Excerpts from an interface dataset

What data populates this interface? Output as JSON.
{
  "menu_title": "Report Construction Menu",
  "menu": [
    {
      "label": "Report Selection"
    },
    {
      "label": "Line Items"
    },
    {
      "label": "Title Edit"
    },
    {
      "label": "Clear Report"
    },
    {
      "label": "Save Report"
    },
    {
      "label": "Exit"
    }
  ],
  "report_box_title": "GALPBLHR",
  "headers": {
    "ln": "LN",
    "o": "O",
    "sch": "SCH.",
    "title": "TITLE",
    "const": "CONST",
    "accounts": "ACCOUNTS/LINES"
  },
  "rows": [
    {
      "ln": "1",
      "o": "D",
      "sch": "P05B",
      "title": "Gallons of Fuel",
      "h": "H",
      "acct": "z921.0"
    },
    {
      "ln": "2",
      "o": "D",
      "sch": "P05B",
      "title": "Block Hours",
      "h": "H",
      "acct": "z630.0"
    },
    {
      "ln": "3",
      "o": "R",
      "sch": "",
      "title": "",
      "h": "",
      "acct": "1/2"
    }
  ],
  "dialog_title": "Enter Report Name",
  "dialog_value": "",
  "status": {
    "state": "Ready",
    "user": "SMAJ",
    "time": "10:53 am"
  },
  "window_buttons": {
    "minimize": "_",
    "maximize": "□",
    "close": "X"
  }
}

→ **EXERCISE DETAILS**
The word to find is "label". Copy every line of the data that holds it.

→ **ANSWER BOX**
      "label": "Report Selection"
      "label": "Line Items"
      "label": "Title Edit"
      "label": "Clear Report"
      "label": "Save Report"
      "label": "Exit"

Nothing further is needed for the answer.